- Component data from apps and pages
--*--

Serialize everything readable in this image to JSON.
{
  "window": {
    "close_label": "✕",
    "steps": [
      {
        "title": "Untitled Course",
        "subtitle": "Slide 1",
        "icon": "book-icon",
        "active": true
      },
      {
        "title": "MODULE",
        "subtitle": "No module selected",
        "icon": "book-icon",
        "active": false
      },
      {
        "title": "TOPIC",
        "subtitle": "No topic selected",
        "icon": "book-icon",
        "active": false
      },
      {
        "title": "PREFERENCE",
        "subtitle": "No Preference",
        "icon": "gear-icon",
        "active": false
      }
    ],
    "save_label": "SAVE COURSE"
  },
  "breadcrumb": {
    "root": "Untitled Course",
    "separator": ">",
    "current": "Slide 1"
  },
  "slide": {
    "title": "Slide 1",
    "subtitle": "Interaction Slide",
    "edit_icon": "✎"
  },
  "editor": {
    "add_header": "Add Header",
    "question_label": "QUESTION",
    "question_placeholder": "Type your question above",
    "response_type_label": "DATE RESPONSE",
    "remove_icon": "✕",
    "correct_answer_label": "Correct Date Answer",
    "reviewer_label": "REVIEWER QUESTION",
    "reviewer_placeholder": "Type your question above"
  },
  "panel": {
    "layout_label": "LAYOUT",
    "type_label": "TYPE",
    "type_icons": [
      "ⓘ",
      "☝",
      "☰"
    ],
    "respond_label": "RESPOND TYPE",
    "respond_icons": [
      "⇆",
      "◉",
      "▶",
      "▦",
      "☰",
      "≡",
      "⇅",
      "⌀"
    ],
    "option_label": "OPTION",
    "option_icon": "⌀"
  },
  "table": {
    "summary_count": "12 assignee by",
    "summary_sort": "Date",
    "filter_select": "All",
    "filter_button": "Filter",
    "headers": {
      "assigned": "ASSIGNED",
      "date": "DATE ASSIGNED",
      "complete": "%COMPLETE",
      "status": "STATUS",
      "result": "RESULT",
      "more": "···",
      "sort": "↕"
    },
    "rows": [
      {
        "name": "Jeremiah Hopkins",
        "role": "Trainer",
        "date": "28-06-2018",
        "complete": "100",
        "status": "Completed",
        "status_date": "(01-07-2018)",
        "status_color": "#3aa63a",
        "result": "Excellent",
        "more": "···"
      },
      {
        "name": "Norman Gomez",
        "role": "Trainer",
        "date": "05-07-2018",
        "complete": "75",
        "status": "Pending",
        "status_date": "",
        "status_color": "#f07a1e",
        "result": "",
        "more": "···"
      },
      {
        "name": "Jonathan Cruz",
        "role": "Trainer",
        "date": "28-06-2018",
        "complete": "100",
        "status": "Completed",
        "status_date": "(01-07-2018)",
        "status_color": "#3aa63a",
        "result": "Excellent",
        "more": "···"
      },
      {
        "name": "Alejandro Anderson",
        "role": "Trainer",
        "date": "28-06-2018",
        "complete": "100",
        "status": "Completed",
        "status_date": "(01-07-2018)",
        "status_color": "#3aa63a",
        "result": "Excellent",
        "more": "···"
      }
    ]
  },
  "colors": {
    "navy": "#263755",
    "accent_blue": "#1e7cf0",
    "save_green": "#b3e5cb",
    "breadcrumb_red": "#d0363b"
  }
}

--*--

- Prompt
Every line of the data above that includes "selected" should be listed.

- Expected output
        "subtitle": "No module selected",
        "subtitle": "No topic selected",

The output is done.